Exercise materials:
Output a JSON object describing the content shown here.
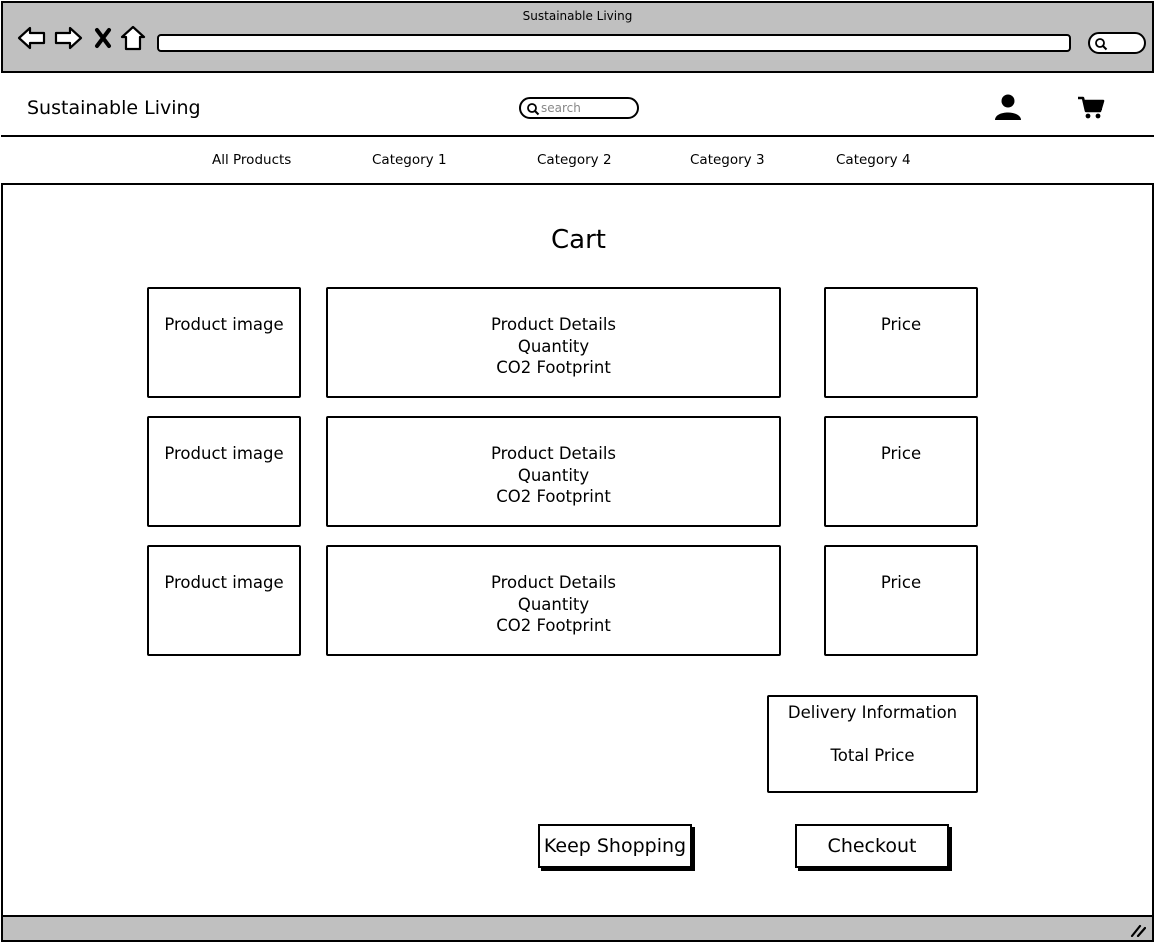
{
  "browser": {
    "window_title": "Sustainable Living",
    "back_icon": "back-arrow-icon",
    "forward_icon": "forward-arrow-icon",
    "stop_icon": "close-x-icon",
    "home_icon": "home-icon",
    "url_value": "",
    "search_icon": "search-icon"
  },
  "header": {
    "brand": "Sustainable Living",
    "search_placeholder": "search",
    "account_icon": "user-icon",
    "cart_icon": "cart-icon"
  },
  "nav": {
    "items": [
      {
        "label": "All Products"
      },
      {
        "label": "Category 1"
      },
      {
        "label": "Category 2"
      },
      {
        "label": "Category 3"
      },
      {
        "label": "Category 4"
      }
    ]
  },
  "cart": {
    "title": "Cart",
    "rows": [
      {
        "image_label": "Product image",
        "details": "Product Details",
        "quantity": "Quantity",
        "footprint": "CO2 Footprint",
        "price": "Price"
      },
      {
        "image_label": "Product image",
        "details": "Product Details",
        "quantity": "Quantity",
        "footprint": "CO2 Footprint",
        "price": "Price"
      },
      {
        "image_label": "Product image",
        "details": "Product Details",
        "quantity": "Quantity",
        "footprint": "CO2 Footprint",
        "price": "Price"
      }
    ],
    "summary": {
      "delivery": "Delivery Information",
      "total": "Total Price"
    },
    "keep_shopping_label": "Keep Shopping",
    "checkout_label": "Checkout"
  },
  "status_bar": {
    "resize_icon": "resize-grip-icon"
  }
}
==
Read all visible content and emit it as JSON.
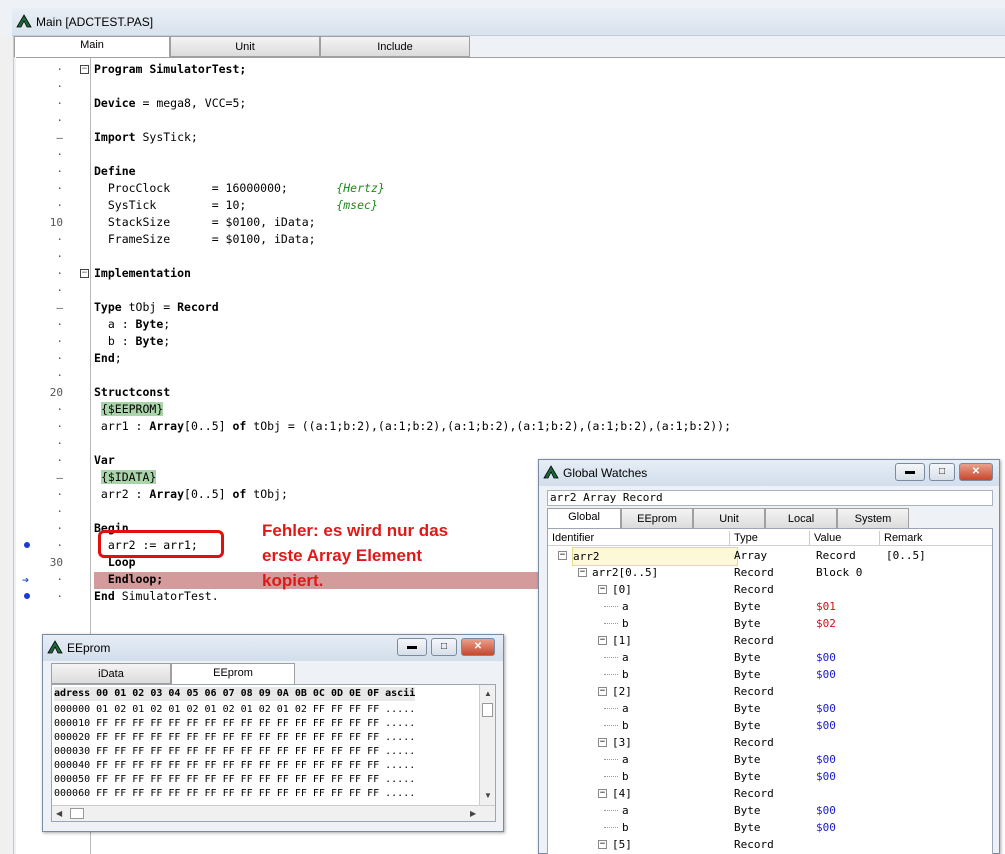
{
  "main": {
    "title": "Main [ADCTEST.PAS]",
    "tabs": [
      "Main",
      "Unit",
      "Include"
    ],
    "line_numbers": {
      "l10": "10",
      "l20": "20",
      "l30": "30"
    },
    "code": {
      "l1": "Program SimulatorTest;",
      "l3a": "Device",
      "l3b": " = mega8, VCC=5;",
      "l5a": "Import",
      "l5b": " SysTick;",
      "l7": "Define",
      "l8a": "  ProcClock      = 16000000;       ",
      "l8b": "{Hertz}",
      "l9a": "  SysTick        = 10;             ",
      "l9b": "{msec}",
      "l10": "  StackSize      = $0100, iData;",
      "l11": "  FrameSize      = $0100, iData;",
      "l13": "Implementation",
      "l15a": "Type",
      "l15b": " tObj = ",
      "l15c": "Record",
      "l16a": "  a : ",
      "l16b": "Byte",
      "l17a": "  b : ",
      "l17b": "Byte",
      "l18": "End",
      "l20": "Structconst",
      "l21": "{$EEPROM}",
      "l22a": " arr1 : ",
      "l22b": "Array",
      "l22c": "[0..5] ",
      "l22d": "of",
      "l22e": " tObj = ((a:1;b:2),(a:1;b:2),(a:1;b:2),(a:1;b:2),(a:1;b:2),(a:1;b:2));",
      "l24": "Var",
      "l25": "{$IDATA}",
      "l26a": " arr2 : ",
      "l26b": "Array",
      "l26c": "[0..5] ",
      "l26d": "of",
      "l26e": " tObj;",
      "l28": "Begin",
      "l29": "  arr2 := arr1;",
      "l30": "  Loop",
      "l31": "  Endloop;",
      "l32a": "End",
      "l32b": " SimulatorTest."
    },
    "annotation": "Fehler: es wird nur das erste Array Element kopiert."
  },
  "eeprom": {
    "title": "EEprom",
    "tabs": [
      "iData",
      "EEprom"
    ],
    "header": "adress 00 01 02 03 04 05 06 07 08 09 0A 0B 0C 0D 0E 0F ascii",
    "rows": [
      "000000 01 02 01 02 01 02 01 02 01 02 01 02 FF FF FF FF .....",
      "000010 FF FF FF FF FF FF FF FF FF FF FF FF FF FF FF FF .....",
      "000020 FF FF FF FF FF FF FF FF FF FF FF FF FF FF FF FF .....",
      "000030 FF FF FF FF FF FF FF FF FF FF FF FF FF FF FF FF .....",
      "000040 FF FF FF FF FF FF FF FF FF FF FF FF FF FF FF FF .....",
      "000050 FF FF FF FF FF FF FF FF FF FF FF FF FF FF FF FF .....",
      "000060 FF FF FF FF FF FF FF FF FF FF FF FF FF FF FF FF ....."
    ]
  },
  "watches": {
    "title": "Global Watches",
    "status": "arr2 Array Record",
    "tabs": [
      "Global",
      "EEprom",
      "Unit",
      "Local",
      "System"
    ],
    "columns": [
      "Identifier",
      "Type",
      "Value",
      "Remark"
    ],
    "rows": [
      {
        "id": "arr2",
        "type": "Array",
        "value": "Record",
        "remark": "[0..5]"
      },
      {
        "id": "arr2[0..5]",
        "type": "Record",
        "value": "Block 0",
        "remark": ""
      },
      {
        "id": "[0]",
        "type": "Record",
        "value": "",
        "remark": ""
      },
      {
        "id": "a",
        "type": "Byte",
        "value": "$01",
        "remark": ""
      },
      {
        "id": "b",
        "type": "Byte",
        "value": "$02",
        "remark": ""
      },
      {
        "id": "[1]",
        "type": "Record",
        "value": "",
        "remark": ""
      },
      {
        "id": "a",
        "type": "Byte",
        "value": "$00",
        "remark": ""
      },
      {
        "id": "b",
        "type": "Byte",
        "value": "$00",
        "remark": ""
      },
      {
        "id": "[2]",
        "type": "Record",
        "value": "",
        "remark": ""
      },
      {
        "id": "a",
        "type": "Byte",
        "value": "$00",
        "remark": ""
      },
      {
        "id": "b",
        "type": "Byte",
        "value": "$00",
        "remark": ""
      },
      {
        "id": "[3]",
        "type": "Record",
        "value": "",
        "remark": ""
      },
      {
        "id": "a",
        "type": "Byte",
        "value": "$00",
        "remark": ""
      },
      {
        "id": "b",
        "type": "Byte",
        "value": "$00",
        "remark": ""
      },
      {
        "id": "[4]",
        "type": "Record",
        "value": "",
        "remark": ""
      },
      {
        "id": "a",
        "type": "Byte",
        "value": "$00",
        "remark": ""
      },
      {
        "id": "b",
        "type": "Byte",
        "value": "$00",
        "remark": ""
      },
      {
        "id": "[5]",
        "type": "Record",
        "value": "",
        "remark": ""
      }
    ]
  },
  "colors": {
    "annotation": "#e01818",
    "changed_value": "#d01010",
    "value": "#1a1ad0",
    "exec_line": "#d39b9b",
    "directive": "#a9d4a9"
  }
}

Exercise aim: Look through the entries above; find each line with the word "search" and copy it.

Your solution:
    "search_icon": "search-icon"
    "search_placeholder": "search",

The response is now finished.